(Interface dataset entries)
_ _ _ _ _ _ _

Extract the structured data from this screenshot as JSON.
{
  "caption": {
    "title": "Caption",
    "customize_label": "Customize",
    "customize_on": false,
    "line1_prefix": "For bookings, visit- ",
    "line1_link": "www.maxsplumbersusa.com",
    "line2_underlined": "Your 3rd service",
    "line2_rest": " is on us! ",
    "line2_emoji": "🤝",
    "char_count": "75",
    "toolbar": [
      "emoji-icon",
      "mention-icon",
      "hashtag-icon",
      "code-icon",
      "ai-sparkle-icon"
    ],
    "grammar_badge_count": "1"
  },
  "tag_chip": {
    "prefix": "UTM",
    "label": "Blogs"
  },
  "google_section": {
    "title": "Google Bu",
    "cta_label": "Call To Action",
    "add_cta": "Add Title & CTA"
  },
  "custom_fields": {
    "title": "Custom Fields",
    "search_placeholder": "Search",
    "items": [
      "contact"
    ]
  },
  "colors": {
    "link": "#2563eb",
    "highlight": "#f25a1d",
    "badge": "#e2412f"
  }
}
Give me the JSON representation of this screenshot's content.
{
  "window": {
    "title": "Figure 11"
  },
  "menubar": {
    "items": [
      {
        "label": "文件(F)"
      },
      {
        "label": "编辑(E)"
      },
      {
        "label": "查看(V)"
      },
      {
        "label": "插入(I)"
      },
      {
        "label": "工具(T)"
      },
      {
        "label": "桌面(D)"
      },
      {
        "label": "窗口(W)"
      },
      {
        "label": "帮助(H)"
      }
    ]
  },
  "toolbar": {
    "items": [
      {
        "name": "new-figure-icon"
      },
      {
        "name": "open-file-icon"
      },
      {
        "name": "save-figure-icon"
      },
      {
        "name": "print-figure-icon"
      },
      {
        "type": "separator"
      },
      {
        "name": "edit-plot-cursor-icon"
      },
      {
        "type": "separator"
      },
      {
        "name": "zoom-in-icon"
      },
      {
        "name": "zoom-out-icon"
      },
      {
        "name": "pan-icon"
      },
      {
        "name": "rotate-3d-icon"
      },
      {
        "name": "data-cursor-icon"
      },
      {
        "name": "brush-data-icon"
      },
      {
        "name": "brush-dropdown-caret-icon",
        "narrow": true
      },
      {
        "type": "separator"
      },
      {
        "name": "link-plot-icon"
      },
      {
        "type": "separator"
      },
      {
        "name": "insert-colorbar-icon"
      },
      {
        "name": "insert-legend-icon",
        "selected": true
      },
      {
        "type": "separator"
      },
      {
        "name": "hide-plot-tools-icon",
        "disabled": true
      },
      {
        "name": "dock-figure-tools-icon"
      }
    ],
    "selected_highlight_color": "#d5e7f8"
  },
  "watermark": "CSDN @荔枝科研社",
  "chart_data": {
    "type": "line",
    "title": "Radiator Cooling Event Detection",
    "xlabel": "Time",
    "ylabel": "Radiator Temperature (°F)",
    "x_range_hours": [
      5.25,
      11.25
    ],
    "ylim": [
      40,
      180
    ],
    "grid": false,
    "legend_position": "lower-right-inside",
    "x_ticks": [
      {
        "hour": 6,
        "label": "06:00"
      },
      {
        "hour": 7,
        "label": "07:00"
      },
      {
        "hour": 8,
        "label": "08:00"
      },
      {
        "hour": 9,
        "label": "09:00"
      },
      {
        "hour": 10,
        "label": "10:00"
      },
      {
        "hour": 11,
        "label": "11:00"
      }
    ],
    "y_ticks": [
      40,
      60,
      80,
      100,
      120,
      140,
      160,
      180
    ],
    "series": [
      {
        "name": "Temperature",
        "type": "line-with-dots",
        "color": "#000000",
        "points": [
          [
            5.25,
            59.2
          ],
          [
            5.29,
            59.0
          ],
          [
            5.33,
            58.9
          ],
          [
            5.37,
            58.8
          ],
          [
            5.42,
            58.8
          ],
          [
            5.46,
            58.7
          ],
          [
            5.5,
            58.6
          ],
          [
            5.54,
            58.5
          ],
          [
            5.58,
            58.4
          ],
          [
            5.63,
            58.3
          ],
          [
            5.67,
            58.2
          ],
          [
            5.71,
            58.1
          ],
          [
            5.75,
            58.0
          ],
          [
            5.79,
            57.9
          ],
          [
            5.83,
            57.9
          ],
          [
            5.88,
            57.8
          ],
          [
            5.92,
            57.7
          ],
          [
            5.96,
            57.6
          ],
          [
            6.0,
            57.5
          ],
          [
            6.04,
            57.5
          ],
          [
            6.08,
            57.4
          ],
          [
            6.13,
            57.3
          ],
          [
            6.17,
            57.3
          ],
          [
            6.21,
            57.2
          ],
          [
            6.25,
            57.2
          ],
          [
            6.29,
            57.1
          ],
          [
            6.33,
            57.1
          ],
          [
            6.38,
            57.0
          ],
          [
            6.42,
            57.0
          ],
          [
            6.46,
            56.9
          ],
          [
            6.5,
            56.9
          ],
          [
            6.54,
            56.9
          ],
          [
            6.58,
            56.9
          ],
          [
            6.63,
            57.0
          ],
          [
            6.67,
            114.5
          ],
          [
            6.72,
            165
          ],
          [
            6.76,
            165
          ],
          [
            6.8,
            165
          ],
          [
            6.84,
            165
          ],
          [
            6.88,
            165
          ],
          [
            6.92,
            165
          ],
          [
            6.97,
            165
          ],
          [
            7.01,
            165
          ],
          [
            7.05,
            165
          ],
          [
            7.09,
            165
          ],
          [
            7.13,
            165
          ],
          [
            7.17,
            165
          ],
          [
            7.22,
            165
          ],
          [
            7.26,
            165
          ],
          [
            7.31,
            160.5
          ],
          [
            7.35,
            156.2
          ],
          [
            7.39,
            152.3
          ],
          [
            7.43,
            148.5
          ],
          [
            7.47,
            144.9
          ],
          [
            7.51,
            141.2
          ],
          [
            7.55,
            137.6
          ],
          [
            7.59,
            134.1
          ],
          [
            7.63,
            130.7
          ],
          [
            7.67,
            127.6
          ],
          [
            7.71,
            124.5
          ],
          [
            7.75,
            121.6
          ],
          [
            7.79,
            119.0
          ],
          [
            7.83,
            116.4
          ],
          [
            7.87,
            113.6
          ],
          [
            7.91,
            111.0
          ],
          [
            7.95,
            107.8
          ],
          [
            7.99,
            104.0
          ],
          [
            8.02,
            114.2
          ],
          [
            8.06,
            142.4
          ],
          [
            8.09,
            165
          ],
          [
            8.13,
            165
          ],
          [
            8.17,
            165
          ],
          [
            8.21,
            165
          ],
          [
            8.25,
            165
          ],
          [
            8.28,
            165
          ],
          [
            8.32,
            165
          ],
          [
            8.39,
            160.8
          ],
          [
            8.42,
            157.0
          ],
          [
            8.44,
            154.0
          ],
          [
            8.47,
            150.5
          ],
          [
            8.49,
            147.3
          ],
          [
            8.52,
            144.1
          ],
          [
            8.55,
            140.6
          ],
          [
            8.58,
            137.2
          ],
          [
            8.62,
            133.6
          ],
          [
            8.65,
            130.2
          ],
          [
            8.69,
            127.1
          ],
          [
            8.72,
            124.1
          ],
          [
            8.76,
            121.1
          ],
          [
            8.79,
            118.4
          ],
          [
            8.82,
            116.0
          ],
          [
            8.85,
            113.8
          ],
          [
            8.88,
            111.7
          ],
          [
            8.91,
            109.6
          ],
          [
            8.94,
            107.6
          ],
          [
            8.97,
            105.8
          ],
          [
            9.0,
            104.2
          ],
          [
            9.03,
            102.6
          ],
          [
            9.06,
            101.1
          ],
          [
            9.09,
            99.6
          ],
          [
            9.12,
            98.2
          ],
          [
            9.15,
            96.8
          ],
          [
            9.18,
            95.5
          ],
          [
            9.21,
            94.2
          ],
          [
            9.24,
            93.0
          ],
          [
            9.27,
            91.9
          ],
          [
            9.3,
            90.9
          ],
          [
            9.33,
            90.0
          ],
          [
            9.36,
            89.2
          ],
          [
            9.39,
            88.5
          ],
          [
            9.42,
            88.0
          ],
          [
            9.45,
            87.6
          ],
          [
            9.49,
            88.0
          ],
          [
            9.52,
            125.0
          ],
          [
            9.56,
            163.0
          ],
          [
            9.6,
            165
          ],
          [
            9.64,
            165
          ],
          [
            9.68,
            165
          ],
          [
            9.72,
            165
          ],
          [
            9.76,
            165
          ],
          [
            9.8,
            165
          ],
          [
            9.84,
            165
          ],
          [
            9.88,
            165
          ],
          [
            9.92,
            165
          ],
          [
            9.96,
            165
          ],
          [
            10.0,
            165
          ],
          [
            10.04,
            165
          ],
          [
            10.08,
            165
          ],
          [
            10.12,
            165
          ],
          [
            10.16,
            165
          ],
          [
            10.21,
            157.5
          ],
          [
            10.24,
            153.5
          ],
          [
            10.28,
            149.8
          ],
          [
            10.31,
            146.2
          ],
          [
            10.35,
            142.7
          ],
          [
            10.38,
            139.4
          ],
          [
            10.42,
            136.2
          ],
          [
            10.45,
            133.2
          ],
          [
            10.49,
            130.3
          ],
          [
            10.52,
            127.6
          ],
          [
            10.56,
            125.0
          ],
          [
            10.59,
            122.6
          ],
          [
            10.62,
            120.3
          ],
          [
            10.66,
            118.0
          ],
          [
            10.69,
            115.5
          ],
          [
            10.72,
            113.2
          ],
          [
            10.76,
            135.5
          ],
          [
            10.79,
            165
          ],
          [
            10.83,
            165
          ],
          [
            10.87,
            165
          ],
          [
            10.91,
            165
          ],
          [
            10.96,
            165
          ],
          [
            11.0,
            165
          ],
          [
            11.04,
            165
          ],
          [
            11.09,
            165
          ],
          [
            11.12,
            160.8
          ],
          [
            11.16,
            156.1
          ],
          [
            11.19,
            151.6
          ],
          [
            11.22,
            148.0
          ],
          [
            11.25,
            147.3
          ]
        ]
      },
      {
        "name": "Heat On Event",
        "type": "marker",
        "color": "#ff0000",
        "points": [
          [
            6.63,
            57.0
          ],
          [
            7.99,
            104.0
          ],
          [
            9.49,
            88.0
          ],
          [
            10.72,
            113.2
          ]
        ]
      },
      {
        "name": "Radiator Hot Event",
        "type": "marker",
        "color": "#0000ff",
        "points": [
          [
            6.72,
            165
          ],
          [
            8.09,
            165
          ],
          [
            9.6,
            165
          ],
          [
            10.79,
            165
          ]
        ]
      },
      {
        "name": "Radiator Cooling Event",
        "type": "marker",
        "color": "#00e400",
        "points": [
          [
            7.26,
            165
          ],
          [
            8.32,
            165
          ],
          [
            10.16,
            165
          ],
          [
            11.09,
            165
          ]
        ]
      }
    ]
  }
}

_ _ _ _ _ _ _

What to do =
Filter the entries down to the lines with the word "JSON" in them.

Worked solution =
Extract the structured data from this screenshot as JSON.
Give me the JSON representation of this screenshot's content.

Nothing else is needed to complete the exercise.